As any butted maille maker knows, there is a direct relationship between how big a ring is (it's inner diameter) and how strong it is. Likewise, there is a direct relationship between how thick the wire is and how strong the ring is. So at first glance this might seem like a trivial experiment. But I found it very enjoyable to do, because it puts concrete values and comparisons on the table, and the fact that the simulation behaves as we would expect gives us confidence in the results.
Finite Element Analysis (FEA) is a way to simulate the deformation of bodies. With today's computing power, it is now easier than ever to simulate the loading of virtual models to see how they will respond to different forces.
For this simulation, I modeled a butted maille ring of different inner diameters (IDs) and different wire thicknesses. I modeled rings with IDs of 1/4", 5/16", 3/8", 7/16", and 1/2". Each of these rings was further modeled with the following wire thicknesses: 12GA (.1040"), 14GA (.0800"), 16GA (.0625"), 18GA (.0475"), 20GA (.0348") and 22GA (.0286")
To load the rings, I simulated a force directly on one of the butted ring ends, vectored so as to open the ring. The other butted ring end was used as a fixed surface, as shown here:
Using the FEA software, I changed the force exerted on the ring end until the simulation determined that the ring had opened an amount equal to 1/2 of the ID. So for a 1/2" ID ring, the force was found that would open the ring .25" for the various wire thicknesses.
Here is an example of the deformations for a 1/2" ID ring through the range of wire gages.
I instructed the computer to use "Structural Steel" as the material for the ring. I will provide the actual technical specifications as I update this page. Below is a table showing the results.
Graphing the data provides expected, but nonetheless interesting, results.
The first graph, "Ring Deformation Forces", shows how rings of various IDs perform against each other. The graph clearly shows that for a given ring diameter, the thicker the wire it is made of the more force it takes to open it. Again "failure" is determined by the ring opening to a distance equal to 1/2 of the ID.
The ring also allows us to compare rings of one ID against rings of another ID of the same wire thickness. For example, we can see that a 1/2" ID ring made of 12GA wire requires less than 150 pounds of force to fail, but a 1/4" ID ring of the same material requires over 300 pounds of force to make it fail! So ID obviously makes a difference in the strength of the ring.
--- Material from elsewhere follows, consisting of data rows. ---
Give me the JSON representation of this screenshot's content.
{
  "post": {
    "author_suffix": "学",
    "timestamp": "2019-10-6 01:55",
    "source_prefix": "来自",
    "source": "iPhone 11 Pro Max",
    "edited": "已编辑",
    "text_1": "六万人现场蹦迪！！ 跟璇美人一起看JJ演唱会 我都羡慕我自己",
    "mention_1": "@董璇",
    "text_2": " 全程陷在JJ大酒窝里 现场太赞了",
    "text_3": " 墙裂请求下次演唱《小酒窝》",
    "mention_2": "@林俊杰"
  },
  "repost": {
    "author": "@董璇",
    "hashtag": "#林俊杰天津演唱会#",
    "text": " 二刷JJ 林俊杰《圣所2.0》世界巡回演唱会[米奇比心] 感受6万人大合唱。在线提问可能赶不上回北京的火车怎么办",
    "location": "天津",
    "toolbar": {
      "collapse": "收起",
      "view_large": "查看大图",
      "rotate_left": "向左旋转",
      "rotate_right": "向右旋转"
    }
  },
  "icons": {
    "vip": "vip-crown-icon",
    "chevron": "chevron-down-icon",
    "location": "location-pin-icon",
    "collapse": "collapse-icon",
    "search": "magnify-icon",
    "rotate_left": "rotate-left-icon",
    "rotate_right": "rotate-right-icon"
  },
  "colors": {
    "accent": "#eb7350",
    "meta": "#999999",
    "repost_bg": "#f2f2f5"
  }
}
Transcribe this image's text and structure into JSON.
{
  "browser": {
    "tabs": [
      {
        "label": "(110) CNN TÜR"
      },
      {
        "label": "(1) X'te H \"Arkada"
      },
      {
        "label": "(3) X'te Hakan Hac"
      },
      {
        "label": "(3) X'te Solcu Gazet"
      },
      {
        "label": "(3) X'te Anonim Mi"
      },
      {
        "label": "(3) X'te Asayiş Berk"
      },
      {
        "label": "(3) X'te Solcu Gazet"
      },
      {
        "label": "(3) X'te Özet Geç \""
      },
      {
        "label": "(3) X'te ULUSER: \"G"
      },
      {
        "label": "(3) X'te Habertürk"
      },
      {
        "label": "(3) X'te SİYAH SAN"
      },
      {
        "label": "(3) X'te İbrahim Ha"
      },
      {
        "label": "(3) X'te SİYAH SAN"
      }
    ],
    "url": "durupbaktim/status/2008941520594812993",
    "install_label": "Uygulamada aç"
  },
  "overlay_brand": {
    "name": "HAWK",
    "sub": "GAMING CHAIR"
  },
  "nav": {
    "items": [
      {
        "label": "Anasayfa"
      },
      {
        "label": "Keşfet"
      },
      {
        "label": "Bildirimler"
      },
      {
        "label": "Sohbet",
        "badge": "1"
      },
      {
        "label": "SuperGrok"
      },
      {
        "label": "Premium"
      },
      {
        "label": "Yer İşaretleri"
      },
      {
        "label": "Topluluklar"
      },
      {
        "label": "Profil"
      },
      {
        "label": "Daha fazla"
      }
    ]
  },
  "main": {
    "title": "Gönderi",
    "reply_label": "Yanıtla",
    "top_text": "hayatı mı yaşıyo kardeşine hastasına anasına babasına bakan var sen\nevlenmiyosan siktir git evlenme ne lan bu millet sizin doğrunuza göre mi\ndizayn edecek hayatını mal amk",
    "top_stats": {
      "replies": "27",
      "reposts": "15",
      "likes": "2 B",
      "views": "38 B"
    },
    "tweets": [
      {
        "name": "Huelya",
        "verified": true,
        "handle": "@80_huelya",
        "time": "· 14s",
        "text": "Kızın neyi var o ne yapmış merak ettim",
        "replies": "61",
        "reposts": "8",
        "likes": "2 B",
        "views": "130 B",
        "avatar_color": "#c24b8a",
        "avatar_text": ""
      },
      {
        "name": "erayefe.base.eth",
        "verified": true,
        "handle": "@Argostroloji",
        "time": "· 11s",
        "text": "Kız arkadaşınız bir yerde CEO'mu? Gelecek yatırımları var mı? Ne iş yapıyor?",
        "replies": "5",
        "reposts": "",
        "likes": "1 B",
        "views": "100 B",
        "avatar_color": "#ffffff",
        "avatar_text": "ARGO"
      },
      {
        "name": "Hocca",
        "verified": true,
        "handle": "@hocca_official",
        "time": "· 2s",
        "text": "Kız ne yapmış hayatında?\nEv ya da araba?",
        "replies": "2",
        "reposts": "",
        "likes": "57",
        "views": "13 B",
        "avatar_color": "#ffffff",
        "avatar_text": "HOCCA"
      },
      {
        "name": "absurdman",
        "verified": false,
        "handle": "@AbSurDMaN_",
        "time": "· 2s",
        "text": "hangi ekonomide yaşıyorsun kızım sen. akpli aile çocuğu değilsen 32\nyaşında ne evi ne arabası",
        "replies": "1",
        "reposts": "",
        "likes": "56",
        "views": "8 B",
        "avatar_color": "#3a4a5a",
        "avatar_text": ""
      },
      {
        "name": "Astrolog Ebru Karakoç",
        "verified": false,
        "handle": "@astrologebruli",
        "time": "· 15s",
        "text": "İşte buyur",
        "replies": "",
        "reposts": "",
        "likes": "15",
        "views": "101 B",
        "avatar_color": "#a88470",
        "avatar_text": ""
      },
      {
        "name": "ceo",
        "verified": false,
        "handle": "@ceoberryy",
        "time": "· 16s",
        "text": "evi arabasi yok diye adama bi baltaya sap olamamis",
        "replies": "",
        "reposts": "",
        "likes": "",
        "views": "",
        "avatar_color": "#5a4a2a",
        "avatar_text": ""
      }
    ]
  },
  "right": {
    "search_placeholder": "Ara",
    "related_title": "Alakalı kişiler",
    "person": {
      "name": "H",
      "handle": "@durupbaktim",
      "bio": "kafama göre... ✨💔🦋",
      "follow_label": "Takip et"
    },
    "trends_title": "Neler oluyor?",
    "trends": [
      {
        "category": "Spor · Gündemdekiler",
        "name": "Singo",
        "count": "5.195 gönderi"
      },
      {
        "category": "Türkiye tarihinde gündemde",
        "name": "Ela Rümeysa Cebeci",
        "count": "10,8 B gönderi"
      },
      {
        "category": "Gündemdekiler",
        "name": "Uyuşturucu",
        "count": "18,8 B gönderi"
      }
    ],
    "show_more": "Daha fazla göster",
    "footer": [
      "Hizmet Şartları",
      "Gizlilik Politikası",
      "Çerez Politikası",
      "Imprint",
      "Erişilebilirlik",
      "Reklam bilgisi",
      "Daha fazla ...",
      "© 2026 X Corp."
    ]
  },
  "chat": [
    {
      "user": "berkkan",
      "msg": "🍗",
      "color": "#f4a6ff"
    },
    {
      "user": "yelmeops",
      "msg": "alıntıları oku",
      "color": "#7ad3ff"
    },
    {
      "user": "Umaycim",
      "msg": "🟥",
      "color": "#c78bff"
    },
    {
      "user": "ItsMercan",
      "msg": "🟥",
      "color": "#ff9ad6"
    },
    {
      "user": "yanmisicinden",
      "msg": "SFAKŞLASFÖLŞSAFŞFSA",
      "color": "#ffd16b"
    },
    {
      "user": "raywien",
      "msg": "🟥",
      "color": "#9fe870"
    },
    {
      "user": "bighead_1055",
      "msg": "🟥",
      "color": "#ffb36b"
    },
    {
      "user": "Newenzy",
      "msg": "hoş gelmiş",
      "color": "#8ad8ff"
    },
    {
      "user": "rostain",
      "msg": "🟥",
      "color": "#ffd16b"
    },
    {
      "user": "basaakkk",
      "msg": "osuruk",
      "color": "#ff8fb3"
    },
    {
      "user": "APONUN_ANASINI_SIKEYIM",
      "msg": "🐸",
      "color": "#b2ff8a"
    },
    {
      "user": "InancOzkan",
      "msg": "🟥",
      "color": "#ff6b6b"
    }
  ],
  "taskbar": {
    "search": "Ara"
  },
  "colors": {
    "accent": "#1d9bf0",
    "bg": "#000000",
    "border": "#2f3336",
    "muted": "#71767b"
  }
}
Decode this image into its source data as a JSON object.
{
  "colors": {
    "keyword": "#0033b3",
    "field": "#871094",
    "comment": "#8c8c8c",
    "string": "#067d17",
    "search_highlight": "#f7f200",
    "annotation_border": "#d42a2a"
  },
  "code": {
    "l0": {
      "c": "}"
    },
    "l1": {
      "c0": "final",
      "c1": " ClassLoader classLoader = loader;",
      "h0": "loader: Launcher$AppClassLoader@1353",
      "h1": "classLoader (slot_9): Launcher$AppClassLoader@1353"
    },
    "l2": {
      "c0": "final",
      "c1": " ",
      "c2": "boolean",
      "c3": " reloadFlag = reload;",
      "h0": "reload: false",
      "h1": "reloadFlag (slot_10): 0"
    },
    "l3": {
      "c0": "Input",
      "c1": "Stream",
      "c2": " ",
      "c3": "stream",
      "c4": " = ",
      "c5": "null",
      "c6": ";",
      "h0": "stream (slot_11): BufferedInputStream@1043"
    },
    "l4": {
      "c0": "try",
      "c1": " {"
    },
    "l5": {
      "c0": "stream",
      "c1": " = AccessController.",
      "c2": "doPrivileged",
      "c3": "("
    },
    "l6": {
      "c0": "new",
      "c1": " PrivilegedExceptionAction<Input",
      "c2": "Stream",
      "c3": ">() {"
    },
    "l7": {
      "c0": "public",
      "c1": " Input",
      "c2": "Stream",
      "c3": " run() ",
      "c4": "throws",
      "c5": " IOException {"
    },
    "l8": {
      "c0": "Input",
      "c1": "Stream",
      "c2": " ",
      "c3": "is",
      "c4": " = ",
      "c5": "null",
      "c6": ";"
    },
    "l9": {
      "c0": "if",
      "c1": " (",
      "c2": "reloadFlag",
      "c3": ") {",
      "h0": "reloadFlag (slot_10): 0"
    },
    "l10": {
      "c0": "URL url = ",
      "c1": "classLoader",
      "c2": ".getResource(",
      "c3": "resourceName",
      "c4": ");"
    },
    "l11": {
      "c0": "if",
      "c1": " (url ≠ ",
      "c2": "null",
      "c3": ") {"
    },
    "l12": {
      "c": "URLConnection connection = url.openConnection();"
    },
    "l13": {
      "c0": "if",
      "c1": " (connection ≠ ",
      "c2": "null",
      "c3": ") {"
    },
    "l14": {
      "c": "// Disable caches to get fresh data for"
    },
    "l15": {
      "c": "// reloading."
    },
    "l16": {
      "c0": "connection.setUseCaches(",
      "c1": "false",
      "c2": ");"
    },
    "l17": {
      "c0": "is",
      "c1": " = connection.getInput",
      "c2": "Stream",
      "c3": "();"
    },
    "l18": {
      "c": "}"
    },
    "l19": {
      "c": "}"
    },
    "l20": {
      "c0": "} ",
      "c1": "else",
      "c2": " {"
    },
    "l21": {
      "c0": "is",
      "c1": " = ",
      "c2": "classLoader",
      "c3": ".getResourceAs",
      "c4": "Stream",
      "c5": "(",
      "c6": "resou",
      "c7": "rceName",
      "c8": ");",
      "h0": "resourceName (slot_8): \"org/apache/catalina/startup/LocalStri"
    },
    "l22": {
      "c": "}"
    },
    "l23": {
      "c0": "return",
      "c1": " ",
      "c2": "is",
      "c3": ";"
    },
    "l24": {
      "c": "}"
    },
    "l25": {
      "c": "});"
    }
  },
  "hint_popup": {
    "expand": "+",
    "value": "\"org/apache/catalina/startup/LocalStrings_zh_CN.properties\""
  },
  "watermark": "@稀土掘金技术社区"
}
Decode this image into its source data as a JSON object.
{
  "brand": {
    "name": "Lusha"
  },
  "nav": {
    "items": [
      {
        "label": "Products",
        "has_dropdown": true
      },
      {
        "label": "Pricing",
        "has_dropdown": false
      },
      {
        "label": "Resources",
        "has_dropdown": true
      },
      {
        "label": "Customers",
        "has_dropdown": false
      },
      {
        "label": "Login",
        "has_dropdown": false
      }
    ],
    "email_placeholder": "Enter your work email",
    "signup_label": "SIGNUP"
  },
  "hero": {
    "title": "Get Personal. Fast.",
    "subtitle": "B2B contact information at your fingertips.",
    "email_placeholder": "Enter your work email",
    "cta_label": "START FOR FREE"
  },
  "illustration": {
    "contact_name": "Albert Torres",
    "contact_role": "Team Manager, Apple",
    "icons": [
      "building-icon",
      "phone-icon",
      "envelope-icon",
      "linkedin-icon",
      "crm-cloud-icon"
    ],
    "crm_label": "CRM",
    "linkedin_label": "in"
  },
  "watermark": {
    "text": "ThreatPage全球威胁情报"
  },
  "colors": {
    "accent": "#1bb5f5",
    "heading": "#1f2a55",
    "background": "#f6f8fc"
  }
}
But we can also see that wire thickness makes a big difference. The graph below shows us, for example, that a 1/2" ID ring made of 12GA wire requires nearly 150 pounds to fail, but making it out of 14GA wire requires only about 60 pounds. The 12GA ring is over twice as strong as the 14GA ring.
The next series of graphs are also interesting. They clearly show what happens to the strength of the ring as the ID changes but the wire thickness is held constant.